It’s not paying for your friends. I mean it is, but it is so much more than that. It is being a part of something so much larger than yourself and being surrounded by other women who have similar ideals who will support you and hold you accountable through life.
Coming into college, I didn’t know that many people, and I didn’t have that many true friendships that carried on from high school. I was the friend who hung around the outside of the friend group and bounced around from group to group. For some of the bigger events I was there, but for some of the more personal and intimate things I was not. I had a group of friends to go to homecoming with and do all the fun things, but I wasn’t at many of those friends’ sweet six-teens. I knew that when I got to college I wanted that to change. I wanted friends that were truly my friends, and people that I could and would spend time with not only while in college or at college events but also do life after college with them too.
Going through recruitment was scary, to say I didn’t know anyone feels like an understatement. No one in my family had ever been a part of sorority life so I was unsure of what to expect. I had no one currently in any of the sororities at my school to ask questions about the culture of sorority life and each sorority on my campus until I met my Pi Chi pre-recruitment.
When I told people I was planning on going through recruitment, I received one of two responses most often. They were: “Oh, you don’t seem like someone who would join Greek Life” or “You’re going to pay for your friends?” At first, this was very discouraging, but I decided to look at it another way and prove them wrong. Sorority life is not just meant for a certain type of woman. While it may not be for everyone, don’t let anyone tell you it isn’t for you. If the women around you are trying to discourage you, they may not be the right sisters for you. Don’t let that keep you from trying to find the right fit.

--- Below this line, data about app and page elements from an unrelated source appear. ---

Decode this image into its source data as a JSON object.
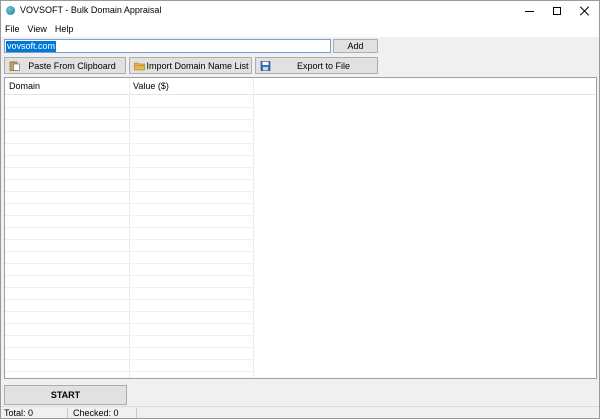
{
  "window": {
    "title": "VOVSOFT - Bulk Domain Appraisal"
  },
  "menu": {
    "items": [
      "File",
      "View",
      "Help"
    ]
  },
  "toolbar": {
    "domain_value": "vovsoft.com",
    "add_label": "Add",
    "paste_label": "Paste From Clipboard",
    "import_label": "Import Domain Name List",
    "export_label": "Export to File"
  },
  "table": {
    "columns": [
      "Domain",
      "Value ($)"
    ],
    "rows": []
  },
  "actions": {
    "start_label": "START"
  },
  "status": {
    "total": "Total: 0",
    "checked": "Checked: 0"
  },
  "colors": {
    "selection": "#0078d7",
    "button_face": "#e1e1e1",
    "window_bg": "#f0f0f0"
  },
  "icons": [
    "app-icon",
    "minimize-icon",
    "maximize-icon",
    "close-icon",
    "clipboard-icon",
    "folder-icon",
    "save-icon"
  ]
}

The ‘paying for your friends’ comment made me think hard, though. I had to search within myself and decide if I thought I would just be paying for some short-term friendships or if I thought there was a potential to form some of those lasting friendships that I so desperately wanted to create. I made the right choice, as now I have some amazing lifelong friends that I would not have had the opportunity to meet otherwise.
When paying my first sorority bill, I was nervous that it was paying for friends. But once those connections started forming, I knew that I was paying for much more than my friends. I was paying for t-shirts, formals, mixers, and supporting philanthropic events. I was paying for food at events and speakers and guests to share their knowledge with us. I was paying for fees that would help keep me safe at events and paying to have a space that my sisters and I could use to study, hang out, and even have the opportunity to live in. I was paying for leadership initiatives and conferences and for retreats to get to know my sisters better in very intentional settings.

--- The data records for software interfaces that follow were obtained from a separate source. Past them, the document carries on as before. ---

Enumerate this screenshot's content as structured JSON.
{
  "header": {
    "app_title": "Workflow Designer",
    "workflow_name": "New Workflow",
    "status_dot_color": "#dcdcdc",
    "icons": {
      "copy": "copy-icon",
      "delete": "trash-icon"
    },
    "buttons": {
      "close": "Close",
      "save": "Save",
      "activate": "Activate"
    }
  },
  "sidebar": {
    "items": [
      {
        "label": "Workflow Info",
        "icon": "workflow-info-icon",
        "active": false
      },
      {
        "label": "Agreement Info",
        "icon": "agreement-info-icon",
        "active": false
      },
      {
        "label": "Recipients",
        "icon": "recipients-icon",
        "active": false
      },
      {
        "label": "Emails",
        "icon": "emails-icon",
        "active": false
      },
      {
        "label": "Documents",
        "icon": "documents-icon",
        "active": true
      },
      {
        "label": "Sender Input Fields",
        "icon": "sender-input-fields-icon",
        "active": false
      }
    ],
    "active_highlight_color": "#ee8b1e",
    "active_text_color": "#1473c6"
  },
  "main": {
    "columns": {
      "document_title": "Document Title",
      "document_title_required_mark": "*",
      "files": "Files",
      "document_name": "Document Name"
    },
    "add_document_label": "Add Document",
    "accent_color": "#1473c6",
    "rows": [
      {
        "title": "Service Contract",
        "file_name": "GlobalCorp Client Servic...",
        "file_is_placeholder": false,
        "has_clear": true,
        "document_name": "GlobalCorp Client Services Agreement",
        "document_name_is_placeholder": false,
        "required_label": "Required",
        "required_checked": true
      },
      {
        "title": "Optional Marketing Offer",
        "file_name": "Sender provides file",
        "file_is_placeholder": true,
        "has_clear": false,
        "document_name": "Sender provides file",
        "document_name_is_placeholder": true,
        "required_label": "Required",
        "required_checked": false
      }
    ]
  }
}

The relationships I have created with my sisters are those lifelong connections and the women I have met will be at my wedding and I’ll be at theirs. We laugh and cry together. We study and go on road trips. We have long phone calls about our days and Wednesday night drinks talking about relationships.
I am thankful for the opportunity to be involved with a group of women who all want to create meaningful friendships that last a lifetime. It may be perceived by many as paying for my friends, but it’s so much more than that. We have built relationships that run so much deeper than money could ever buy.